Taxes are one of the largest components of Canadian retail pump prices. In 2007, Canadians paid an average of 32.5 cents tax on every litre of gasoline or, just over $16 on a 50-litre fill. Taxes on gasoline vary by province based on difference in provincial gasoline tax, provincial sales tax and in some cities, sales tax or carbon tax. Carbon tax was applied to most fuels in the province of British Columbia on July 1, 2008.

The second factor reflecting cost is crude oil- a globally traded commodity and the base product used to refine gasoline and diesel fuel. Canadian producers have no influence over world prices because our domestic crude oil production is a small fraction of total global production. Crude oil prices are influenced by changes in global supply and demand, current inventory levels and geopolitical events.

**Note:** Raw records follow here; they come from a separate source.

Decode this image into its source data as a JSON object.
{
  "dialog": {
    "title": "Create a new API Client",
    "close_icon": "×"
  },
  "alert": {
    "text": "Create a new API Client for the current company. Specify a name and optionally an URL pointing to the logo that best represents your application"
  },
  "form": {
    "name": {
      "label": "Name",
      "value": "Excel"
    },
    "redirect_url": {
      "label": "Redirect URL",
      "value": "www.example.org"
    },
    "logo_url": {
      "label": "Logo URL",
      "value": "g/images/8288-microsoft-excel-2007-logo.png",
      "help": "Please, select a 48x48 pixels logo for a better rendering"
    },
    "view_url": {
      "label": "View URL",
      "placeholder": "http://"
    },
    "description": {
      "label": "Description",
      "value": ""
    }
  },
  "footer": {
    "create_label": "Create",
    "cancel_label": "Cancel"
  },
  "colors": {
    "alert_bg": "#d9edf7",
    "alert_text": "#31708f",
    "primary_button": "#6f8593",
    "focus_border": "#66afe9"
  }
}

Next comes refining and market costs which cover all costs of operation, such as the costs of refining crude oil into gasoline, transportation and distribution charges, as well as all marketing and operational expenses at the retail level. At the retail level, prices for independently owned and operated sites are set the by the operator while prices for the company owned sites are set by the company. Although an independent retailer may be able to choose the price at their retail site, they need to remain competitive with the surrounding market and frequently view their competitor’s signs thus making adjustments to their own. While some may see this as collusion, company representatives describe it as “the result of healthy competition.”

Profit must also be included in the equation. Primarily for example’s sake, in 2007 the overall Petro-Canada and refining profit as depicted in a pie chart was three per cent. Crude oil represented 48 per cent, taxes represented 32 per cent, and refining and market costs were 17 per cent.

The last topic to take into consideration is wholesale gasoline which is bought and sold on commodity markets, much like crude oil. As gasoline is a commodity that flows freely between Canada and the U.S., Canadian wholesale prices, or the prices retailers pay, are tied closely to U.S. commodity prices. Any disruption in the supply in the U.S. market impacts wholesale prices throughout North America – one of the main reasons why we are seeing lower numbers at the pumps today. With the current global economic situation, demand is expected to continue to weaken as the economy continues to slow.

While we cannot fully predict what 2009 has in store, there are ways one can improve fuel economy regardless of its cost. Maintain moderate speeds and steady acceleration while driving longer distances, avoid short trips where the engine does not have the chance to “warm up” especially with our recent temperatures, and keep your vehicle properly maintained and perhaps your dollar and your mileage will stretch a little further.